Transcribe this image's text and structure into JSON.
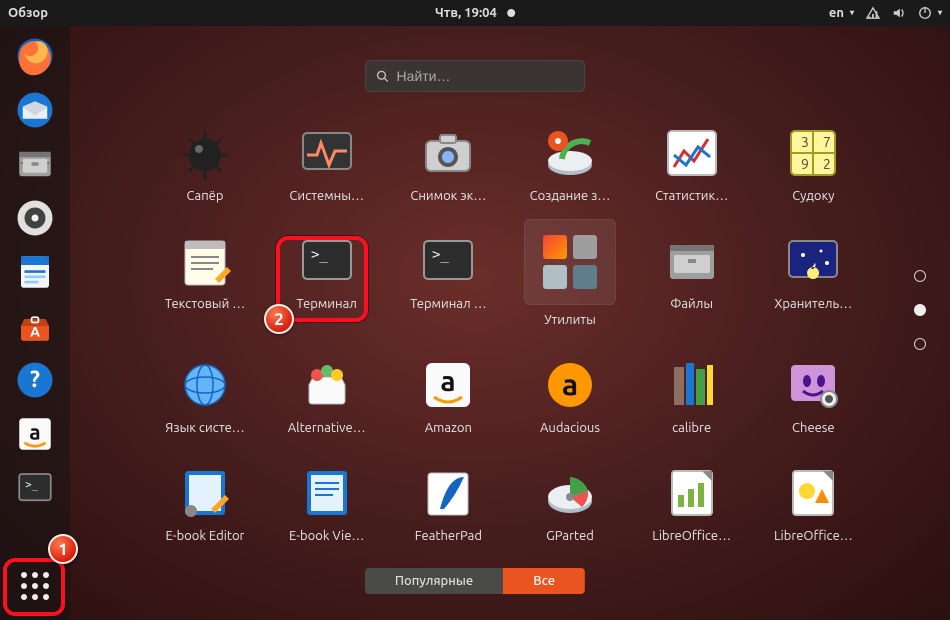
{
  "topbar": {
    "activities": "Обзор",
    "clock": "Чтв, 19:04",
    "input": "en"
  },
  "search": {
    "placeholder": "Найти…"
  },
  "tabs": {
    "frequent": "Популярные",
    "all": "Все",
    "active": "all"
  },
  "dock": [
    "firefox",
    "thunderbird",
    "files",
    "rhythmbox",
    "writer",
    "software",
    "help",
    "amazon",
    "terminal"
  ],
  "apps": {
    "row1": [
      {
        "id": "mines",
        "label": "Сапёр"
      },
      {
        "id": "sysmon",
        "label": "Системны…"
      },
      {
        "id": "screenshot",
        "label": "Снимок эк…"
      },
      {
        "id": "startup",
        "label": "Создание з…"
      },
      {
        "id": "statistics",
        "label": "Статистик…"
      },
      {
        "id": "sudoku",
        "label": "Судоку"
      }
    ],
    "row2": [
      {
        "id": "texteditor",
        "label": "Текстовый …"
      },
      {
        "id": "terminal",
        "label": "Терминал"
      },
      {
        "id": "terminal2",
        "label": "Терминал …"
      },
      {
        "id": "utilities",
        "label": "Утилиты",
        "folder": true
      },
      {
        "id": "files",
        "label": "Файлы"
      },
      {
        "id": "screensaver",
        "label": "Хранитель…"
      }
    ],
    "row3": [
      {
        "id": "language",
        "label": "Язык систе…"
      },
      {
        "id": "altsoft",
        "label": "Alternative…"
      },
      {
        "id": "amazon",
        "label": "Amazon"
      },
      {
        "id": "audacious",
        "label": "Audacious"
      },
      {
        "id": "calibre",
        "label": "calibre"
      },
      {
        "id": "cheese",
        "label": "Cheese"
      }
    ],
    "row4": [
      {
        "id": "ebookedit",
        "label": "E-book Editor"
      },
      {
        "id": "ebookview",
        "label": "E-book Vie…"
      },
      {
        "id": "featherpad",
        "label": "FeatherPad"
      },
      {
        "id": "gparted",
        "label": "GParted"
      },
      {
        "id": "lo1",
        "label": "LibreOffice…"
      },
      {
        "id": "lo2",
        "label": "LibreOffice…"
      }
    ]
  },
  "annotations": {
    "badge1": "1",
    "badge2": "2"
  }
}
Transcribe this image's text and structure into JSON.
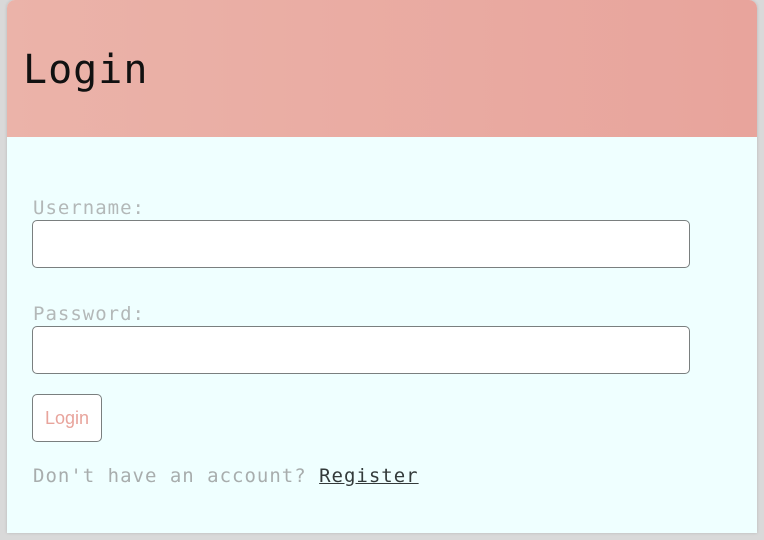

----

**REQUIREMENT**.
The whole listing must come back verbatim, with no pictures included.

**ANSWER SPACE**.
Transcribe this image's text and structure into JSON.
{
  "topbar": {
    "activities": "Обзор",
    "clock": "Чтв, 19:04",
    "input": "en"
  },
  "search": {
    "placeholder": "Найти…"
  },
  "tabs": {
    "frequent": "Популярные",
    "all": "Все",
    "active": "all"
  },
  "dock": [
    "firefox",
    "thunderbird",
    "files",
    "rhythmbox",
    "writer",
    "software",
    "help",
    "amazon",
    "terminal"
  ],
  "apps": {
    "row1": [
      {
        "id": "mines",
        "label": "Сапёр"
      },
      {
        "id": "sysmon",
        "label": "Системны…"
      },
      {
        "id": "screenshot",
        "label": "Снимок эк…"
      },
      {
        "id": "startup",
        "label": "Создание з…"
      },
      {
        "id": "statistics",
        "label": "Статистик…"
      },
      {
        "id": "sudoku",
        "label": "Судоку"
      }
    ],
    "row2": [
      {
        "id": "texteditor",
        "label": "Текстовый …"
      },
      {
        "id": "terminal",
        "label": "Терминал"
      },
      {
        "id": "terminal2",
        "label": "Терминал …"
      },
      {
        "id": "utilities",
        "label": "Утилиты",
        "folder": true
      },
      {
        "id": "files",
        "label": "Файлы"
      },
      {
        "id": "screensaver",
        "label": "Хранитель…"
      }
    ],
    "row3": [
      {
        "id": "language",
        "label": "Язык систе…"
      },
      {
        "id": "altsoft",
        "label": "Alternative…"
      },
      {
        "id": "amazon",
        "label": "Amazon"
      },
      {
        "id": "audacious",
        "label": "Audacious"
      },
      {
        "id": "calibre",
        "label": "calibre"
      },
      {
        "id": "cheese",
        "label": "Cheese"
      }
    ],
    "row4": [
      {
        "id": "ebookedit",
        "label": "E-book Editor"
      },
      {
        "id": "ebookview",
        "label": "E-book Vie…"
      },
      {
        "id": "featherpad",
        "label": "FeatherPad"
      },
      {
        "id": "gparted",
        "label": "GParted"
      },
      {
        "id": "lo1",
        "label": "LibreOffice…"
      },
      {
        "id": "lo2",
        "label": "LibreOffice…"
      }
    ]
  },
  "annotations": {
    "badge1": "1",
    "badge2": "2"
  }
}
Transcribe this image's text and structure into JSON.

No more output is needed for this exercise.